Task to complete:
Each line of the data must reappear exactly in your answer, with no images included.

(Stored data entries)
:::

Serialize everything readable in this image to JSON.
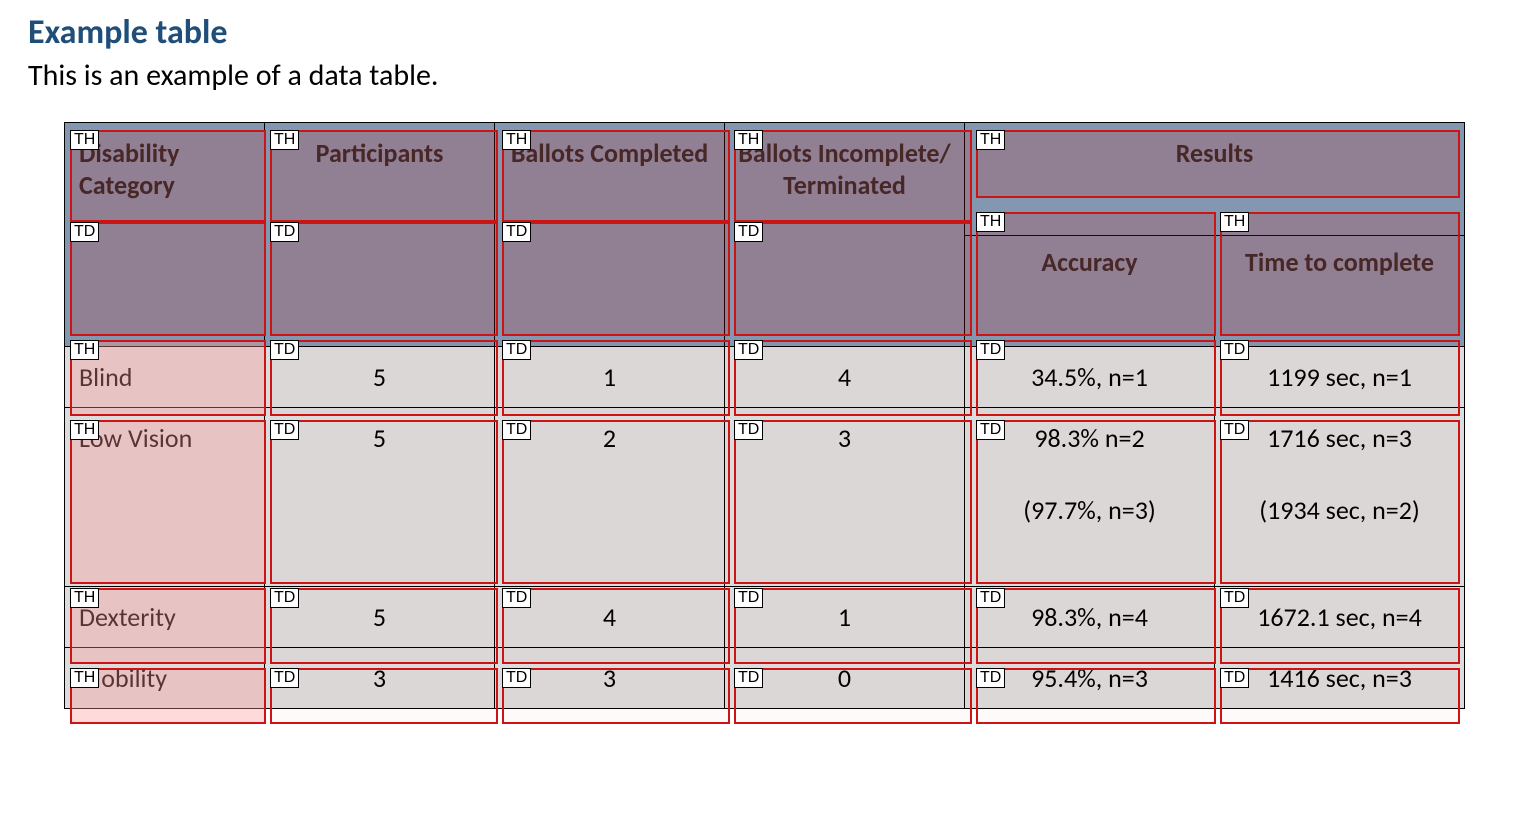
{
  "title": "Example table",
  "caption": "This is an example of a data table.",
  "headers": {
    "col1": "Disability Category",
    "col2": "Participants",
    "col3": "Ballots Completed",
    "col4": "Ballots Incomplete/ Terminated",
    "results_group": "Results",
    "col5": "Accuracy",
    "col6": "Time to complete"
  },
  "rows": [
    {
      "category": "Blind",
      "participants": "5",
      "completed": "1",
      "incomplete": "4",
      "accuracy": "34.5%, n=1",
      "time": "1199 sec, n=1"
    },
    {
      "category": "Low Vision",
      "participants": "5",
      "completed": "2",
      "incomplete": "3",
      "accuracy": "98.3% n=2",
      "accuracy_sub": "(97.7%, n=3)",
      "time": "1716 sec, n=3",
      "time_sub": "(1934 sec, n=2)"
    },
    {
      "category": "Dexterity",
      "participants": "5",
      "completed": "4",
      "incomplete": "1",
      "accuracy": "98.3%, n=4",
      "time": "1672.1 sec, n=4"
    },
    {
      "category": "Mobility",
      "participants": "3",
      "completed": "3",
      "incomplete": "0",
      "accuracy": "95.4%, n=3",
      "time": "1416 sec, n=3"
    }
  ],
  "tags": {
    "th": "TH",
    "td": "TD"
  },
  "chart_data": {
    "type": "table",
    "title": "Example table",
    "columns": [
      "Disability Category",
      "Participants",
      "Ballots Completed",
      "Ballots Incomplete/Terminated",
      "Accuracy",
      "Time to complete"
    ],
    "rows": [
      [
        "Blind",
        5,
        1,
        4,
        "34.5%, n=1",
        "1199 sec, n=1"
      ],
      [
        "Low Vision",
        5,
        2,
        3,
        "98.3% n=2 (97.7%, n=3)",
        "1716 sec, n=3 (1934 sec, n=2)"
      ],
      [
        "Dexterity",
        5,
        4,
        1,
        "98.3%, n=4",
        "1672.1 sec, n=4"
      ],
      [
        "Mobility",
        3,
        3,
        0,
        "95.4%, n=3",
        "1416 sec, n=3"
      ]
    ]
  }
}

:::

Response for this exercise:
Serialize everything readable in this image to JSON.
{
  "title": "Example table",
  "caption": "This is an example of a data table.",
  "headers": {
    "col1": "Disability Category",
    "col2": "Participants",
    "col3": "Ballots Completed",
    "col4": "Ballots Incomplete/ Terminated",
    "results_group": "Results",
    "col5": "Accuracy",
    "col6": "Time to complete"
  },
  "rows": [
    {
      "category": "Blind",
      "participants": "5",
      "completed": "1",
      "incomplete": "4",
      "accuracy": "34.5%, n=1",
      "time": "1199 sec, n=1"
    },
    {
      "category": "Low Vision",
      "participants": "5",
      "completed": "2",
      "incomplete": "3",
      "accuracy": "98.3% n=2",
      "accuracy_sub": "(97.7%, n=3)",
      "time": "1716 sec, n=3",
      "time_sub": "(1934 sec, n=2)"
    },
    {
      "category": "Dexterity",
      "participants": "5",
      "completed": "4",
      "incomplete": "1",
      "accuracy": "98.3%, n=4",
      "time": "1672.1 sec, n=4"
    },
    {
      "category": "Mobility",
      "participants": "3",
      "completed": "3",
      "incomplete": "0",
      "accuracy": "95.4%, n=3",
      "time": "1416 sec, n=3"
    }
  ],
  "tags": {
    "th": "TH",
    "td": "TD"
  },
  "chart_data": {
    "type": "table",
    "title": "Example table",
    "columns": [
      "Disability Category",
      "Participants",
      "Ballots Completed",
      "Ballots Incomplete/Terminated",
      "Accuracy",
      "Time to complete"
    ],
    "rows": [
      [
        "Blind",
        5,
        1,
        4,
        "34.5%, n=1",
        "1199 sec, n=1"
      ],
      [
        "Low Vision",
        5,
        2,
        3,
        "98.3% n=2 (97.7%, n=3)",
        "1716 sec, n=3 (1934 sec, n=2)"
      ],
      [
        "Dexterity",
        5,
        4,
        1,
        "98.3%, n=4",
        "1672.1 sec, n=4"
      ],
      [
        "Mobility",
        3,
        3,
        0,
        "95.4%, n=3",
        "1416 sec, n=3"
      ]
    ]
  }
}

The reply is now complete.